Tintin appears in 1929. Until the demise of the Vingtième Siècle in 1940 during the German occupation, the Petit Vingtième supports the continuous development of the art of Hergé, who devotes to this job all his energy and skill.
The image becomes simple and highly readable, with a black line of regular thickness which will receive post war the color as a cloisonné and is now named Hergé's ligne claire. The first story that will not need to be reworked is L'Oreille Cassée, in 1937-1938.
Le Vingtième Siècle was a monarchist newspaper and the barely concealed analysis of the political events around the adventures of Tintin was much appropriate to them. In 1938-1939, le Sceptre d'Ottokar is a direct reaction to the Anschluss. The threat of dictatorship against the king of Syldavia is an incentive for the Belgians to love and protect their king.
On December 14 in duplex in Brussels and Paris, Millon sells the original art 22 x 25 cm in black ink and some blue pencil for a cover of Le Petit Vingtième, published on July 20, 1939, lot 30 estimated € 350K, illustrated in the article shared by Le Soir. Like many other drawings by Hergé, it was dedicated much later when the artist presented it to a friend.
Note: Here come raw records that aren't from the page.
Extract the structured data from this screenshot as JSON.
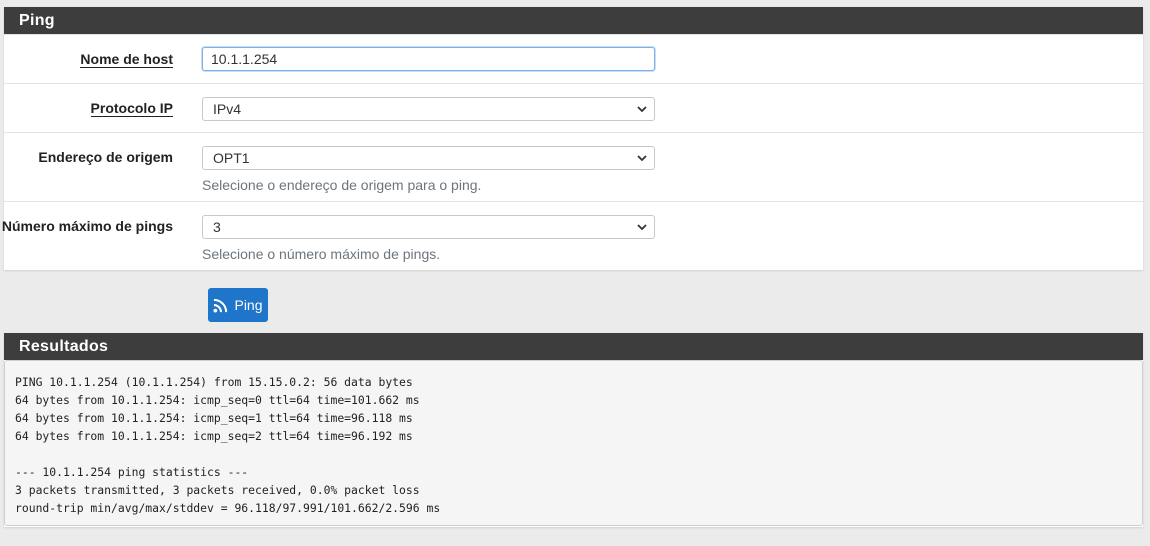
{
  "ping_panel": {
    "title": "Ping",
    "hostname": {
      "label": "Nome de host",
      "value": "10.1.1.254"
    },
    "ip_protocol": {
      "label": "Protocolo IP",
      "selected": "IPv4"
    },
    "source_address": {
      "label": "Endereço de origem",
      "selected": "OPT1",
      "help": "Selecione o endereço de origem para o ping."
    },
    "max_pings": {
      "label": "Número máximo de pings",
      "selected": "3",
      "help": "Selecione o número máximo de pings."
    }
  },
  "ping_button": {
    "label": "Ping",
    "icon": "rss-icon",
    "color": "#1e75c9"
  },
  "results_panel": {
    "title": "Resultados",
    "lines": [
      "PING 10.1.1.254 (10.1.1.254) from 15.15.0.2: 56 data bytes",
      "64 bytes from 10.1.1.254: icmp_seq=0 ttl=64 time=101.662 ms",
      "64 bytes from 10.1.1.254: icmp_seq=1 ttl=64 time=96.118 ms",
      "64 bytes from 10.1.1.254: icmp_seq=2 ttl=64 time=96.192 ms",
      "",
      "--- 10.1.1.254 ping statistics ---",
      "3 packets transmitted, 3 packets received, 0.0% packet loss",
      "round-trip min/avg/max/stddev = 96.118/97.991/101.662/2.596 ms"
    ]
  },
  "colors": {
    "heading_bg": "#3d3d3d",
    "page_bg": "#ebebeb"
  }
}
This large drawing is important for two reasons. It is a fine example of the clear line of Hergé, perfectly mastered just before the Second World War. It shows a highly emotional scene of Le Sceptre d'Ottokar when Milou (Snowy the dog) saves the monarchy by bringing back to the king the stolen scepter.